Paint Finishing Effects

Crackle Finish

Apply a base coat of paint to the project surface, and let it dry. The base coat will show through the crackled top coat, so choose paint colours that contrast nicely.
Brush a coat of "clear crackle-finish medium" onto the piece. The crackle glaze usually takes 30 minutes to an hour to dry.
Apply your chosen top coat paint, loading the brush with enough paint so that each section can be painted with one motion. The crackling begins immediately on the first layer of paint it comes in contact with. Avoid over-brushing, which will just cover the crackle effect.

Dark Wax Effect.

The purpose of using dark wax on painted furniture is to give the effect of a patina, which will make your item look naturally aged and antique.
There are several ways of creating this effect with wax, but here is the one we feel gives the best results:
Make sure your painted surface is completely dry.
Use an old paint brush to apply the dark wax, making sure you get right into all the corners, details and carvings. Do not apply a thick coat as this will make the next step much harder for you.
This doesn't have to be a particularly neat process, as this is just the starting point.
Leave the wax to set, usually about an hour.
Now apply some clear wax to a clean cloth/rag, and start applying it to the item over the dark wax. The purpose of this is to remove most of the dark wax, just leaving some in the grain of the paint and the detailing and carvings. How much you remove is up to you. Keep rotating the cloth in this process, applying more clear wax.
Once your happy with the effect, allow the wax to set.
With a soft woollen or cotton rag, gently buff the wax to a shine. The buffing process is important as it gives the item a smooth surface and allows any spills or drips to just run off it, and makes it a little more durable.
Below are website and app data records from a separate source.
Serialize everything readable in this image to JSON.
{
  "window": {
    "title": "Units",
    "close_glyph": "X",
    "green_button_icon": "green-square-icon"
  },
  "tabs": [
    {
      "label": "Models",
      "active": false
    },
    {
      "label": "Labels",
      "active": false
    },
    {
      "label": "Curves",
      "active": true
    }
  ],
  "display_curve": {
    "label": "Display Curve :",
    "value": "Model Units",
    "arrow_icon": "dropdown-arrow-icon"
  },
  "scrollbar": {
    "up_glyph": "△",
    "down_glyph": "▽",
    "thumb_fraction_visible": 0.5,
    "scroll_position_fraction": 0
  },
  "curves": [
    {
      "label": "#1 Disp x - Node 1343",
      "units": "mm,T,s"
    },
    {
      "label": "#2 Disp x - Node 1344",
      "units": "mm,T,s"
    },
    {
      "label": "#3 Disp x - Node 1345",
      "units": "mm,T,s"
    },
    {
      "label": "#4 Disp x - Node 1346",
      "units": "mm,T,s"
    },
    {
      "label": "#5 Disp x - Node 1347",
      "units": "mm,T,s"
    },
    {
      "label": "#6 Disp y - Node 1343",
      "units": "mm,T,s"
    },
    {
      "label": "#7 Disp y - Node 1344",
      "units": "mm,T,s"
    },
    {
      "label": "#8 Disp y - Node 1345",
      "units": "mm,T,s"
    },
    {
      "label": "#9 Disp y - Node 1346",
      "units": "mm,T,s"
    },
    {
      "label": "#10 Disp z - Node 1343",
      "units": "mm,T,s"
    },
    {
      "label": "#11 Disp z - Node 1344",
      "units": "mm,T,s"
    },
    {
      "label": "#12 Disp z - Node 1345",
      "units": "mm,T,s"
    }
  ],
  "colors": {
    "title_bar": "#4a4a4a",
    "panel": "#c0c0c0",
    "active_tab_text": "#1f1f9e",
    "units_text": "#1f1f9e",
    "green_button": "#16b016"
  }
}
The "distressing" process does seem very counter productive, as effectively, you are undoing all your hard work. However, finished results can give an authentic aged look that can highlight the shape, carving and mouldings on your furniture item.
Before starting, ensure you have given your item enough coats of paint all over, and make sure it is dry before beginning the fist step.
This is an artistic finish, so it really depends on the style you are going for, but i would recommend using 100 grit sand paper. This is rough enough to cut through the paint and a little of the top surface of the furniture item to reveal bare wood.
Place the sand paper into a sanding block, or fold and use directly with your hands. 

Now, start to analyse the item, and think, if it had been around for 100 years, what parts of it would get the most wear and tear or usage. For example, the base will tend to get scuffed by feet, corners and edges have the smallest surface area and are more prone to wear and tear. Areas around the handles will always get touched. These are all the areas that you need to focus your distressing technique.
Its always a good idea to do this step with good ventilation, a dust mask, and if indoors, a hoover to hand. Start by gently running the sandpaper against the paint in the areas you have picked to distress. I usually try to keep this motion all in one direction as it gives a smoother distressed look, but like i said, this is an artistic finish and you are the artist!
Do this in all the areas, just to highlight how much you are looking to do. This is a good opportunity to adjust how much you would like to distress. 
Once happy with the areas you want to apply this effect, begin sanding a little harder. Sanding harder in areas of most "potential use". Again, in this step, i would expose some of the wood under the paint in the most used areas.
Remove all dust. If  you have a small brush accessory for your hoover, this works great! If not, with a soft bristle brush, dust of all the removed paint and dust. Now with a tack rag or a very slightly damp cloth, wipe the item all over, removing any fine remaining particles.

Seal the item. As you have begun the "distressing" effect, without sealing the paint, more paint can flake off as it is easier to distress naturally with your own usage of the item. So to keep the item looking exactly how you want it, either seal with a wax or varnish at this point to finish!